Delivering this next generation digital infrastructure capabilities is a critical part of the ‘Digital Framework’ actions, which form part of the Government Work Plan agreed in July. This framework builds on the Digital Sector Strategic Framework published in 2017 and will continue to be developed with industry and stakeholders.
Deputy Sasha Kazantseva-Miller, Economic Development Lead for the Digital, Skills and Entrepreneurship said:
“Investment in the digital infrastructure is a key pillar of the evolving Digital Framework. It will underpin our ability to innovate to meet economic, social and environmental challenges as well as enable islanders to acquire the skills needed for the new economy and information society. The updated Digital Framework is taking a holistic approach to accelerating Guernsey’s digital capability that will have a positive influence for our community, third sector, business and government.
“Sure has been an important partner in many aspects of the digital framework to date, not least in relation to digital inclusion.

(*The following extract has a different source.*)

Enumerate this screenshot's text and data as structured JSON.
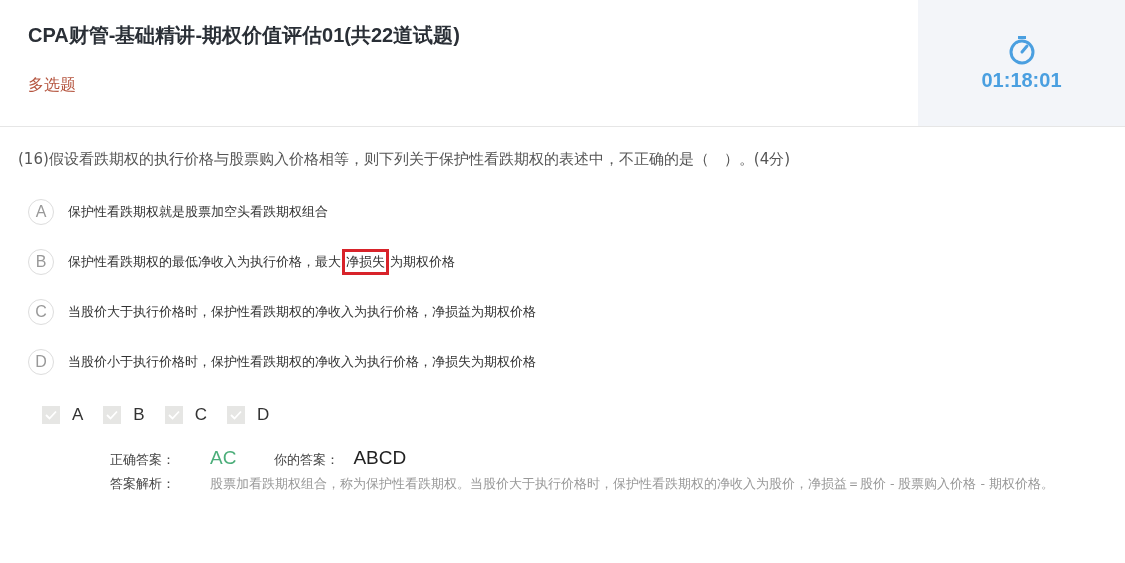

I look forward to using this piece of work as a platform on which to develop digital inclusion and digital skills further, with Sure.”
The role of the States will be to ensure that all properties are connected to the network and that this happens in an accelerated timeline. It would not be economic for any of the telcos to achieve that in Guernsey without some level of government intervention. For that reason, having considered the different mechanisms by which the States could provide that intervention, the Broadband Working Group opted for the most transparent financial intervention – that is, where it would directly support and accelerate the engineering work required, and where it would not provide a competitive advantage to any of the telcos.
Commercial negotiations with Sure have involved the Guernsey Competition and Regulatory Authority and there has also been ongoing consultation with other telcos, in order to ensure that the outcome is fair and open access to the network for all.
The contract will be finalised subject to the States agreeing the propositions in this Policy Letter. The regulator will have sight of the contract, but the contract will not be published more widely due to its commercial sensitivity for both the States and the preferred provider.
A complementary network to the island fibre network will be the provision of a next generation mobile network. The current intention is that steps will be taken to licence this from 2023. As such the States is not being asked to decide on this through this policy letter. Further work will be undertaken during 2022, with a licensing framework to be debated by the States Assembly prior to any licensing of 5G (or its successor) in 2023.